Finally, the Tory government has relented to pressure by bringing in a support scheme for the self-employed affected by the coronavirus crisis.
The Chancellor, Rishi Sunak, has promised they will get a taxable cash payment worth 80% of their profits, with a £2,500 a month cap.
But there's a huge sting in the tail - they will have to wait until June! Many haven't even got enough money to last to the end of the week let alone three months.
What's more, Sunak is suggesting that after the crisis the self-employed will have to pay higher national insurance contributions.
As with the so-called protections for waged and salaried workers, the difference between promises made in Downing Street and what is received by workers is stark.
Only now has the government begun to set out how workers can claim the 80% of their wages promised. And it is not a straightforward process. It gives too much onus to the employer, who many workers won't trust.
Johnson and UKIP supporting Wetherspoon's boss Tim Martin was intending to make his staff wait until the end of April for their money. But a militant campaign by the workers and their union the BFAWU has pushed him back.
All workers, whatever their status, should immediately receive 100% of their income if they are forced to self-isolate, work from home, are 'furloughed' or lose their normal income. Workers cannot afford a 20% pay cut.
The COVID-19 pandemic has revealed all the weaknesses and inequalities of capitalism. There are around five million self-employed in the UK.
But far from this being an entrepreneurs' paradise, it is more a reflection of decades of neoliberalism that has seen more and more workers pushed into precarious employment, including bogus self-employment.
This is particularly prevalent in construction, where workers and unions have fought for years against this process, including by taking militant, and often unofficial, action.
But it is spreading to other sectors as well. Eighteen months ago, a TUC survey revealed that self-employment is at a record level of 15% of the workforce.
But the self-employed earned on average £12,300 a year, compared with £21,600 for those in employment. This was also a fall from £13,200 in 2015/16.
Two million people in low-paid self-employment are part of the at least 3.7 million people in insecure jobs. The other 1.7 million include agency workers, casual workers, seasonal workers, and those whose main job is on a zero-hour contract.

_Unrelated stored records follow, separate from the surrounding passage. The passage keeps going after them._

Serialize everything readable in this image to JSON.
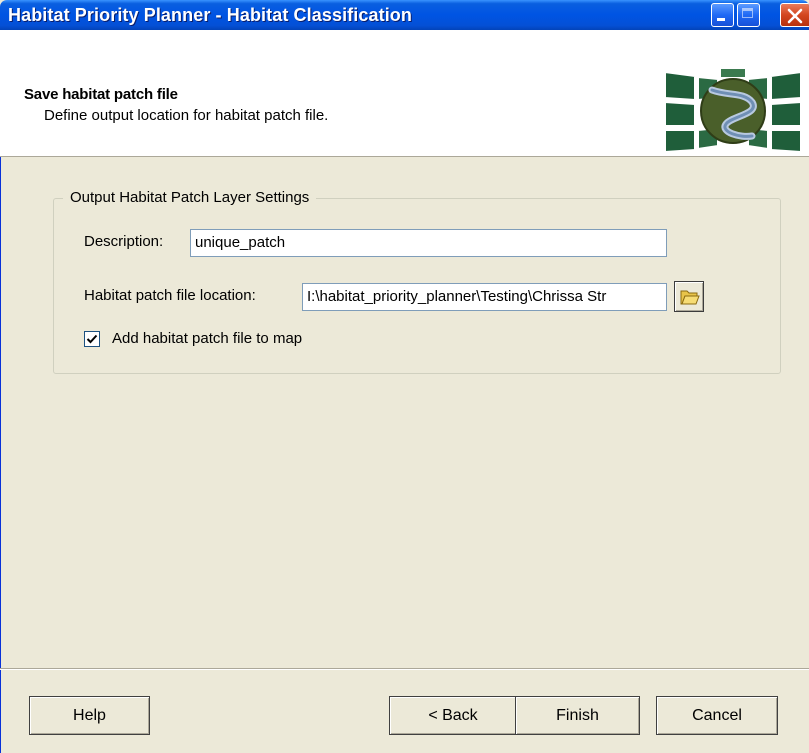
{
  "window": {
    "title": "Habitat Priority Planner - Habitat Classification"
  },
  "header": {
    "title": "Save habitat patch file",
    "subtitle": "Define output location for habitat patch file."
  },
  "group": {
    "legend": "Output Habitat Patch Layer Settings",
    "description_label": "Description:",
    "description_value": "unique_patch",
    "location_label": "Habitat patch file location:",
    "location_value": "I:\\habitat_priority_planner\\Testing\\Chrissa Str",
    "add_to_map_label": "Add habitat patch file to map",
    "add_to_map_checked": true
  },
  "buttons": {
    "help": "Help",
    "back": "< Back",
    "finish": "Finish",
    "cancel": "Cancel"
  },
  "icons": {
    "minimize": "minimize-icon",
    "maximize": "maximize-icon",
    "close": "close-icon",
    "logo": "habitat-planner-logo",
    "browse": "folder-open-icon",
    "check": "checkmark-icon"
  },
  "colors": {
    "titlebar": "#0054e3",
    "dialog_bg": "#ece9d8",
    "header_bg": "#ffffff",
    "close_button": "#d3461f",
    "logo_green": "#1f5e3a",
    "logo_olive": "#4a5f2a"
  }
}
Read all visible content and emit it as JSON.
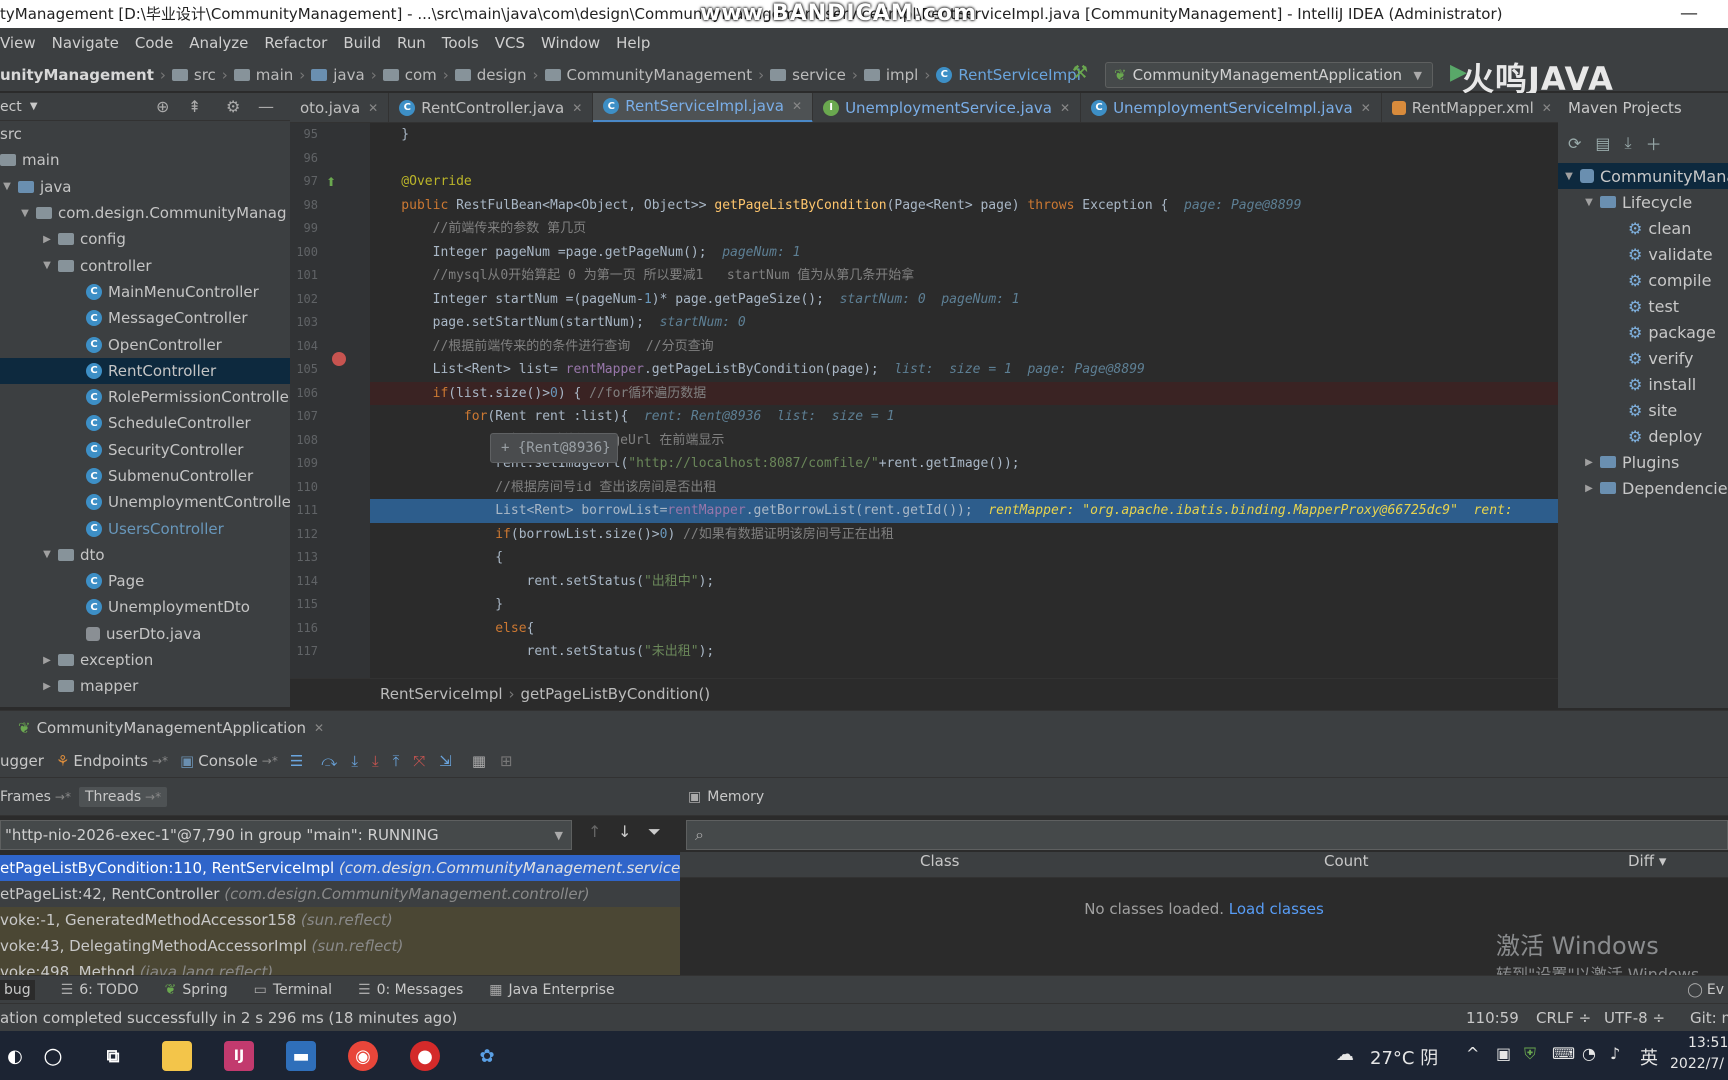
{
  "window": {
    "title": "tyManagement [D:\\毕业设计\\CommunityManagement] - ...\\src\\main\\java\\com\\design\\CommunityManagement\\service\\impl\\RentServiceImpl.java [CommunityManagement] - IntelliJ IDEA (Administrator)",
    "watermark": "www.BANDICAM.com",
    "minimize": "—"
  },
  "menu": [
    "View",
    "Navigate",
    "Code",
    "Analyze",
    "Refactor",
    "Build",
    "Run",
    "Tools",
    "VCS",
    "Window",
    "Help"
  ],
  "navbar": {
    "crumbs": [
      "unityManagement",
      "src",
      "main",
      "java",
      "com",
      "design",
      "CommunityManagement",
      "service",
      "impl",
      "RentServiceImpl"
    ],
    "run_config": "CommunityManagementApplication",
    "brand": "火鸣JAVA"
  },
  "project": {
    "header": "ect",
    "tree": [
      {
        "label": "src",
        "indent": 0
      },
      {
        "label": "main",
        "indent": 1
      },
      {
        "label": "java",
        "indent": 2
      },
      {
        "label": "com.design.CommunityManag",
        "indent": 3
      },
      {
        "label": "config",
        "indent": 4
      },
      {
        "label": "controller",
        "indent": 4
      },
      {
        "label": "MainMenuController",
        "indent": 5
      },
      {
        "label": "MessageController",
        "indent": 5
      },
      {
        "label": "OpenController",
        "indent": 5
      },
      {
        "label": "RentController",
        "indent": 5
      },
      {
        "label": "RolePermissionControlle",
        "indent": 5
      },
      {
        "label": "ScheduleController",
        "indent": 5
      },
      {
        "label": "SecurityController",
        "indent": 5
      },
      {
        "label": "SubmenuController",
        "indent": 5
      },
      {
        "label": "UnemploymentControlle",
        "indent": 5
      },
      {
        "label": "UsersController",
        "indent": 5
      },
      {
        "label": "dto",
        "indent": 4
      },
      {
        "label": "Page",
        "indent": 5
      },
      {
        "label": "UnemploymentDto",
        "indent": 5
      },
      {
        "label": "userDto.java",
        "indent": 5
      },
      {
        "label": "exception",
        "indent": 4
      },
      {
        "label": "mapper",
        "indent": 4
      }
    ]
  },
  "tabs": [
    "oto.java",
    "RentController.java",
    "RentServiceImpl.java",
    "UnemploymentService.java",
    "UnemploymentServiceImpl.java",
    "RentMapper.xml"
  ],
  "editor": {
    "line_numbers": [
      "95",
      "96",
      "97",
      "98",
      "99",
      "100",
      "101",
      "102",
      "103",
      "104",
      "105",
      "106",
      "107",
      "108",
      "109",
      "110",
      "111",
      "112",
      "113",
      "114",
      "115",
      "116",
      "117"
    ],
    "tooltip": "+ {Rent@8936}",
    "breadcrumb": [
      "RentServiceImpl",
      "getPageListByCondition()"
    ]
  },
  "maven": {
    "title": "Maven Projects",
    "root": "CommunityMana",
    "lifecycle": "Lifecycle",
    "goals": [
      "clean",
      "validate",
      "compile",
      "test",
      "package",
      "verify",
      "install",
      "site",
      "deploy"
    ],
    "plugins": "Plugins",
    "dependencies": "Dependencie"
  },
  "run": {
    "app": "CommunityManagementApplication",
    "tabs": [
      "ugger",
      "Endpoints",
      "Console"
    ],
    "frames_tab": "Frames",
    "threads_tab": "Threads",
    "thread": "\"http-nio-2026-exec-1\"@7,790 in group \"main\": RUNNING",
    "frames": [
      {
        "method": "etPageListByCondition:110, RentServiceImpl",
        "pkg": "(com.design.CommunityManagement.service.im"
      },
      {
        "method": "etPageList:42, RentController",
        "pkg": "(com.design.CommunityManagement.controller)"
      },
      {
        "method": "voke:-1, GeneratedMethodAccessor158",
        "pkg": "(sun.reflect)"
      },
      {
        "method": "voke:43, DelegatingMethodAccessorImpl",
        "pkg": "(sun.reflect)"
      },
      {
        "method": "voke:498, Method",
        "pkg": "(java.lang.reflect)"
      }
    ],
    "memory_title": "Memory",
    "memory_cols": [
      "Class",
      "Count",
      "Diff ▾"
    ],
    "no_classes": "No classes loaded.",
    "load_classes": "Load classes"
  },
  "activate": {
    "line1": "激活 Windows",
    "line2": "转到\"设置\"以激活 Windows。"
  },
  "toolstrip": [
    "bug",
    "6: TODO",
    "Spring",
    "Terminal",
    "0: Messages",
    "Java Enterprise"
  ],
  "toolstrip_right": "Ev",
  "status": {
    "message": "ation completed successfully in 2 s 296 ms (18 minutes ago)",
    "position": "110:59",
    "line_sep": "CRLF ÷",
    "encoding": "UTF-8 ÷",
    "git": "Git: mast"
  },
  "taskbar": {
    "weather": "27°C 阴",
    "ime": "英",
    "time": "13:51",
    "date": "2022/7/"
  },
  "colors": {
    "accent": "#4a88c7",
    "selection": "#2f65ca",
    "breakpoint": "#c75450"
  }
}
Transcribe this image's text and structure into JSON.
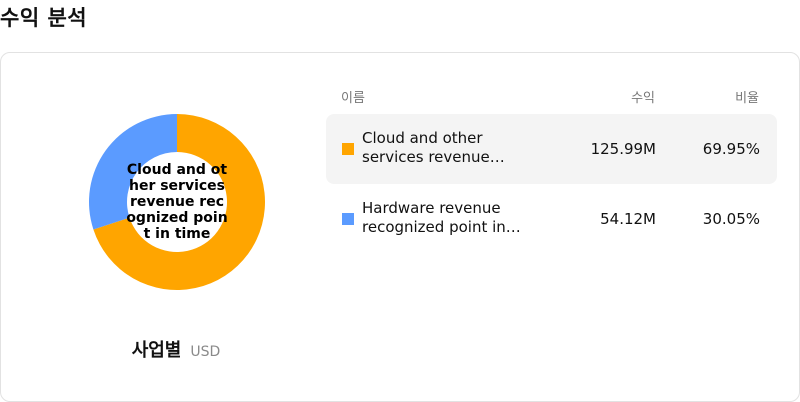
{
  "page": {
    "title": "수익 분석"
  },
  "chart": {
    "center_text": "Cloud and other services revenue recognized point in time",
    "caption_title": "사업별",
    "caption_unit": "USD"
  },
  "table": {
    "headers": {
      "name": "이름",
      "revenue": "수익",
      "share": "비율"
    },
    "rows": [
      {
        "name": "Cloud and other services revenue…",
        "revenue": "125.99M",
        "share": "69.95%",
        "color": "#FFA500"
      },
      {
        "name": "Hardware revenue recognized point in…",
        "revenue": "54.12M",
        "share": "30.05%",
        "color": "#5B9BFF"
      }
    ]
  },
  "chart_data": {
    "type": "pie",
    "categories": [
      "Cloud and other services revenue recognized point in time",
      "Hardware revenue recognized point in time"
    ],
    "values": [
      125.99,
      54.12
    ],
    "percent": [
      69.95,
      30.05
    ],
    "unit": "USD",
    "colors": [
      "#FFA500",
      "#5B9BFF"
    ]
  }
}
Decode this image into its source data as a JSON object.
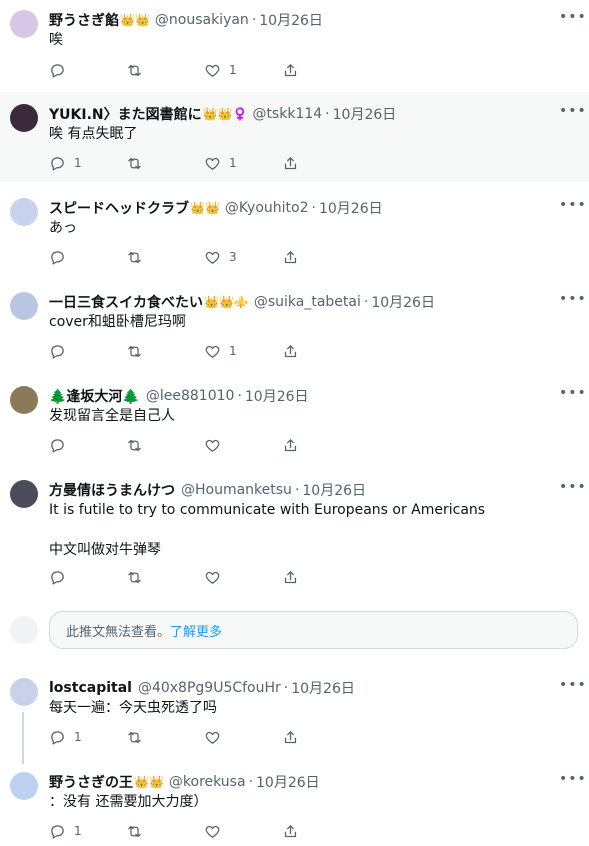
{
  "tweets": [
    {
      "name": "野うさぎ餡",
      "emoji": "👑👑",
      "handle": "@nousakiyan",
      "date": "10月26日",
      "text": "唉",
      "reply": "",
      "rt": "",
      "like": "1",
      "avatar_color": "#d8c6e6"
    },
    {
      "name": "YUKI.N〉また図書館に",
      "emoji": "👑👑♀️",
      "handle": "@tskk114",
      "date": "10月26日",
      "text": "唉 有点失眠了",
      "reply": "1",
      "rt": "",
      "like": "1",
      "avatar_color": "#3a2a3a"
    },
    {
      "name": "スピードヘッドクラブ",
      "emoji": "👑👑",
      "handle": "@Kyouhito2",
      "date": "10月26日",
      "text": "あっ",
      "reply": "",
      "rt": "",
      "like": "3",
      "avatar_color": "#c7d3ec"
    },
    {
      "name": "一日三食スイカ食べたい",
      "emoji": "👑👑⚜️",
      "handle": "@suika_tabetai",
      "date": "10月26日",
      "text": "cover和蛆卧槽尼玛啊",
      "reply": "",
      "rt": "",
      "like": "1",
      "avatar_color": "#b9c8e2"
    },
    {
      "name": "🌲逢坂大河🌲",
      "emoji": "",
      "handle": "@lee881010",
      "date": "10月26日",
      "text": "发现留言全是自己人",
      "reply": "",
      "rt": "",
      "like": "",
      "avatar_color": "#8a7a5a"
    },
    {
      "name": "方曼倩ほうまんけつ",
      "emoji": "",
      "handle": "@Houmanketsu",
      "date": "10月26日",
      "text": "It is futile to try to communicate with Europeans or Americans\n\n中文叫做对牛弹琴",
      "reply": "",
      "rt": "",
      "like": "",
      "avatar_color": "#4a4c5a"
    },
    {
      "name": "lostcapital",
      "emoji": "",
      "handle": "@40x8Pg9U5CfouHr",
      "date": "10月26日",
      "text": "每天一遍：今天虫死透了吗",
      "reply": "1",
      "rt": "",
      "like": "",
      "avatar_color": "#c8d2e8"
    },
    {
      "name": "野うさぎの王",
      "emoji": "👑👑",
      "handle": "@korekusa",
      "date": "10月26日",
      "text": "：没有 还需要加大力度）",
      "reply": "1",
      "rt": "",
      "like": "",
      "avatar_color": "#bcd0f0"
    }
  ],
  "unavailable": {
    "text": "此推文無法查看。",
    "link": "了解更多"
  },
  "more_glyph": "•••",
  "icons": {
    "reply": "reply-icon",
    "retweet": "retweet-icon",
    "like": "heart-icon",
    "share": "share-icon"
  }
}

All these workers must be brought into the trade union movement. Some unions are reporting an increase in recruitment during the pandemic as workers see unions as particularly relevant when their livelihoods and health are at stake.
If unions are at the forefront of fighting to protect workers in this crisis they can be an attractive force to many of the most exploited sections.